Under the federal government’s new measurement of poverty, California is in last place — or at the top of the state rankings with a 23.5 percent poverty rate.
Meaning almost a fourth of its residents are living in poverty, according to the new “supplemental poverty measure” (SPM) developed by the Census Bureau.
This new system weighs the cost of housing, goods and services into its metrics more heavily than in the past. Whether this method of measuring poverty is an improvement upon the last system or not, it sure doesn’t bode well for California.
This state, now under a super-majority of Democratic leadership so Republicans cannot stop any new schemes, is excelling in all the wrong areas and continues to sink in areas of growth and prosperity.
Unfortunately, poverty isn’t the only area where the Golden State reigns supreme. California has the third highest unemployment rate in the nation at 10.2 percent. The state faces an unfunded liability of $100 billion in its Public Employees’ Retirement System and $65 billion in its State Teachers’ Retirement System. Furthermore, the state has a roughly $16 billion budget deficit.
The icing on the cake: On Nov. 6 Californians approved of Proposition 30, a massive tax hike on the state’s wealthiest residents. For single taxpayers with taxable income of $300,000, it will mean an extra $500 in taxes, reports the San Luis Obispo Tribune. For a married couple filing jointly who pull in $600,000, it’s an extra $1,000 in state income taxes. The article goes on to state that for the richest living in the Golden State making more than $1 million, their new tax rate hits 13.3 percent — almost a 30 percent rate hike above their current rate.
And, of course, the cherry on top: California recently had its first cap-and-trade auction Nov. 14. The California Air Resources Board said 23.1 million permits, which allow for one ton carbon, sold for $10.09 each at the auction.

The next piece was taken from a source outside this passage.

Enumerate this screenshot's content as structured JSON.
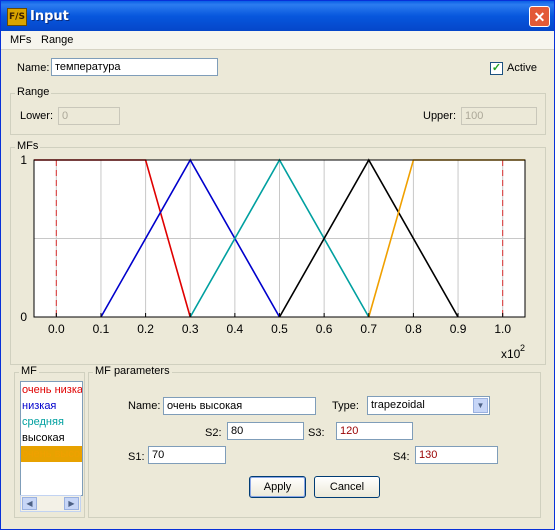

California is paving the way for a cap-and-trade program envied by many other elected politicians — including the president. This program stems from the state’s 2006 global warming regulations attempting to reduce emissions of greenhouse gases. Businesses in the state are now required to cut emissions to desired levels or buy pollution allowances from other companies. Many California industries, including petroleum refiners, have been outspoken opponents of this program.
The Sacramento Bee explains, “Many affected businesses call it a cleverly disguised tax that will cost them upwards of $1 billion in the first year. The expense will balloon in 2015, when refineries will have to buy more credits to cover greenhouse gases spewed by cars and trucks.”
The paper goes on to quote Bill Klesse, the chief executive of Valero Energy Corp., owner of two California refineries, who ripped the upcoming auction during a call with investors. “They’re coming up with regulations that are totally not workable,” he said.
If this program is affecting the state’s refineries, you can bet it will affect their customers as well. California has some of the most stringent fuel regulations in the nation already making the necessary product comparatively more expensive. The state’s refineries and manufacturing businesses aren’t going to eat the cost of this cap-and-trade program on their own — it will be shared with the people of California.
With this new program going into effect, coupled with recently enacted higher taxes, it is not unreasonable to assume that many businesses are looking to make a move.
Neighboring Phoenix is offering free airfare and a hotel stay to CEOs of California businesses who are interested in Arizona’s much friendlier business environment. Other companies have sought refuge in states like Texas, where burdening regulations that squeeze out any and all incentives from owning a business or hiring employees don’t exist.
California couldn’t be more upside down. Instead of taking the road to prosperity it is on the one to poverty. Instead of creating a business-friendly environment, it enacts strangling environmental and tax regulations that choke companies out.
If the road to Hell is paved with good intentions, then perhaps at the end of the road sits Hotel California.